Data about app and page elements:
= Beginning of Section =
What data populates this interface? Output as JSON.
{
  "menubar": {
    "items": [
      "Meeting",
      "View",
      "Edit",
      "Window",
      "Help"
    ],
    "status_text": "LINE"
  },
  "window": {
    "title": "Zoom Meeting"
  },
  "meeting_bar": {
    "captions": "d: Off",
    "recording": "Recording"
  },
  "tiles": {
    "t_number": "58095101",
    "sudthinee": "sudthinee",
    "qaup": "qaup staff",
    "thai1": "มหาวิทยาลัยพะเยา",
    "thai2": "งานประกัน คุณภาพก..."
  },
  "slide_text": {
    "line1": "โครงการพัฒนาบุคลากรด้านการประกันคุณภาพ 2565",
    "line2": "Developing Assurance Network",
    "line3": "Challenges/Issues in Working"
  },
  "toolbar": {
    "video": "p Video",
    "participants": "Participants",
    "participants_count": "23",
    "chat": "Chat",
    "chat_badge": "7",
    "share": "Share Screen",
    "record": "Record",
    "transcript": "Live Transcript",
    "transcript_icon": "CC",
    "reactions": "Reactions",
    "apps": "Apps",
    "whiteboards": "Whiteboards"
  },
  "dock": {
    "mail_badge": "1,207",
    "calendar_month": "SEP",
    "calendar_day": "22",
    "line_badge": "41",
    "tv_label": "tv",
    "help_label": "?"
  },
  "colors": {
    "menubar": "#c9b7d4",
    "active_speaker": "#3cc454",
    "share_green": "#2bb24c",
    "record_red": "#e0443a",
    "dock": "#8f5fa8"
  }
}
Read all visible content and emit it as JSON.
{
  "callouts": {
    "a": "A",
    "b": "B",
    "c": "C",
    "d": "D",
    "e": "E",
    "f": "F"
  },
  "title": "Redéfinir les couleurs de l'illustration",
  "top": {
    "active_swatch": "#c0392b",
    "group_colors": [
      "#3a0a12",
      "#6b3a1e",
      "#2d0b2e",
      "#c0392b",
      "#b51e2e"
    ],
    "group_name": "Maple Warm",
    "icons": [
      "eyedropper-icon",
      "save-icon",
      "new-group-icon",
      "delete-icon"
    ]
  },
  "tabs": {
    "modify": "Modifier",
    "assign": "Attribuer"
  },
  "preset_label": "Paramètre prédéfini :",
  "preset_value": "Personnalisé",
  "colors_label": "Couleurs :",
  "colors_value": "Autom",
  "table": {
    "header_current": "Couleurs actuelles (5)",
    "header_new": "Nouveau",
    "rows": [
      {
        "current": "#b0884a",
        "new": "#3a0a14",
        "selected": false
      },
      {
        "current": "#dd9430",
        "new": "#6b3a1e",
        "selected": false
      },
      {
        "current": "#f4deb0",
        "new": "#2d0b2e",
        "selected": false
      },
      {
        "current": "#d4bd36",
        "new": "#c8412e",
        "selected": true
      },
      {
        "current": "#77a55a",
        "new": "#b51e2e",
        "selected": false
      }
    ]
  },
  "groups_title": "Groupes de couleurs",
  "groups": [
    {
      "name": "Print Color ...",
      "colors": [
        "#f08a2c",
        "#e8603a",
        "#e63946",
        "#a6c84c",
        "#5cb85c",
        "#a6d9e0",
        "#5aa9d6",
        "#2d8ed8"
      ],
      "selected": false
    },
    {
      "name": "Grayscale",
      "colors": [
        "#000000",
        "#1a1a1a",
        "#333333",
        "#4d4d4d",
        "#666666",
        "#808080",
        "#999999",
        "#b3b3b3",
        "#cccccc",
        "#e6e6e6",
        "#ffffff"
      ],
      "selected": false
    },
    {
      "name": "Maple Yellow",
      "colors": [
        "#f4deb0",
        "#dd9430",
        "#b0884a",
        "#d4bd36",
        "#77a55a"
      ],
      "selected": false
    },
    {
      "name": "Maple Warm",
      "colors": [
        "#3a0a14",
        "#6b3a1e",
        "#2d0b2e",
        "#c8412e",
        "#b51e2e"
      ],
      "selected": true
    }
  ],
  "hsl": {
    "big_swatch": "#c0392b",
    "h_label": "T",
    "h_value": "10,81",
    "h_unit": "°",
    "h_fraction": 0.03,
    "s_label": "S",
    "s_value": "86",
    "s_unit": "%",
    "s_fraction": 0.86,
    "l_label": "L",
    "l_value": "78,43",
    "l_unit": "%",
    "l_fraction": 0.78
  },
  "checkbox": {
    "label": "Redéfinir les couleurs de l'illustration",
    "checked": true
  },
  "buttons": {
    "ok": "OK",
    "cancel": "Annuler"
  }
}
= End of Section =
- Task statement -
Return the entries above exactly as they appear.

- Exercise answer -
What data populates this interface? Output as JSON.
{
  "menubar": {
    "items": [
      "Meeting",
      "View",
      "Edit",
      "Window",
      "Help"
    ],
    "status_text": "LINE"
  },
  "window": {
    "title": "Zoom Meeting"
  },
  "meeting_bar": {
    "captions": "d: Off",
    "recording": "Recording"
  },
  "tiles": {
    "t_number": "58095101",
    "sudthinee": "sudthinee",
    "qaup": "qaup staff",
    "thai1": "มหาวิทยาลัยพะเยา",
    "thai2": "งานประกัน คุณภาพก..."
  },
  "slide_text": {
    "line1": "โครงการพัฒนาบุคลากรด้านการประกันคุณภาพ 2565",
    "line2": "Developing Assurance Network",
    "line3": "Challenges/Issues in Working"
  },
  "toolbar": {
    "video": "p Video",
    "participants": "Participants",
    "participants_count": "23",
    "chat": "Chat",
    "chat_badge": "7",
    "share": "Share Screen",
    "record": "Record",
    "transcript": "Live Transcript",
    "transcript_icon": "CC",
    "reactions": "Reactions",
    "apps": "Apps",
    "whiteboards": "Whiteboards"
  },
  "dock": {
    "mail_badge": "1,207",
    "calendar_month": "SEP",
    "calendar_day": "22",
    "line_badge": "41",
    "tv_label": "tv",
    "help_label": "?"
  },
  "colors": {
    "menubar": "#c9b7d4",
    "active_speaker": "#3cc454",
    "share_green": "#2bb24c",
    "record_red": "#e0443a",
    "dock": "#8f5fa8"
  }
}
Read all visible content and emit it as JSON.
{
  "callouts": {
    "a": "A",
    "b": "B",
    "c": "C",
    "d": "D",
    "e": "E",
    "f": "F"
  },
  "title": "Redéfinir les couleurs de l'illustration",
  "top": {
    "active_swatch": "#c0392b",
    "group_colors": [
      "#3a0a12",
      "#6b3a1e",
      "#2d0b2e",
      "#c0392b",
      "#b51e2e"
    ],
    "group_name": "Maple Warm",
    "icons": [
      "eyedropper-icon",
      "save-icon",
      "new-group-icon",
      "delete-icon"
    ]
  },
  "tabs": {
    "modify": "Modifier",
    "assign": "Attribuer"
  },
  "preset_label": "Paramètre prédéfini :",
  "preset_value": "Personnalisé",
  "colors_label": "Couleurs :",
  "colors_value": "Autom",
  "table": {
    "header_current": "Couleurs actuelles (5)",
    "header_new": "Nouveau",
    "rows": [
      {
        "current": "#b0884a",
        "new": "#3a0a14",
        "selected": false
      },
      {
        "current": "#dd9430",
        "new": "#6b3a1e",
        "selected": false
      },
      {
        "current": "#f4deb0",
        "new": "#2d0b2e",
        "selected": false
      },
      {
        "current": "#d4bd36",
        "new": "#c8412e",
        "selected": true
      },
      {
        "current": "#77a55a",
        "new": "#b51e2e",
        "selected": false
      }
    ]
  },
  "groups_title": "Groupes de couleurs",
  "groups": [
    {
      "name": "Print Color ...",
      "colors": [
        "#f08a2c",
        "#e8603a",
        "#e63946",
        "#a6c84c",
        "#5cb85c",
        "#a6d9e0",
        "#5aa9d6",
        "#2d8ed8"
      ],
      "selected": false
    },
    {
      "name": "Grayscale",
      "colors": [
        "#000000",
        "#1a1a1a",
        "#333333",
        "#4d4d4d",
        "#666666",
        "#808080",
        "#999999",
        "#b3b3b3",
        "#cccccc",
        "#e6e6e6",
        "#ffffff"
      ],
      "selected": false
    },
    {
      "name": "Maple Yellow",
      "colors": [
        "#f4deb0",
        "#dd9430",
        "#b0884a",
        "#d4bd36",
        "#77a55a"
      ],
      "selected": false
    },
    {
      "name": "Maple Warm",
      "colors": [
        "#3a0a14",
        "#6b3a1e",
        "#2d0b2e",
        "#c8412e",
        "#b51e2e"
      ],
      "selected": true
    }
  ],
  "hsl": {
    "big_swatch": "#c0392b",
    "h_label": "T",
    "h_value": "10,81",
    "h_unit": "°",
    "h_fraction": 0.03,
    "s_label": "S",
    "s_value": "86",
    "s_unit": "%",
    "s_fraction": 0.86,
    "l_label": "L",
    "l_value": "78,43",
    "l_unit": "%",
    "l_fraction": 0.78
  },
  "checkbox": {
    "label": "Redéfinir les couleurs de l'illustration",
    "checked": true
  },
  "buttons": {
    "ok": "OK",
    "cancel": "Annuler"
  }
}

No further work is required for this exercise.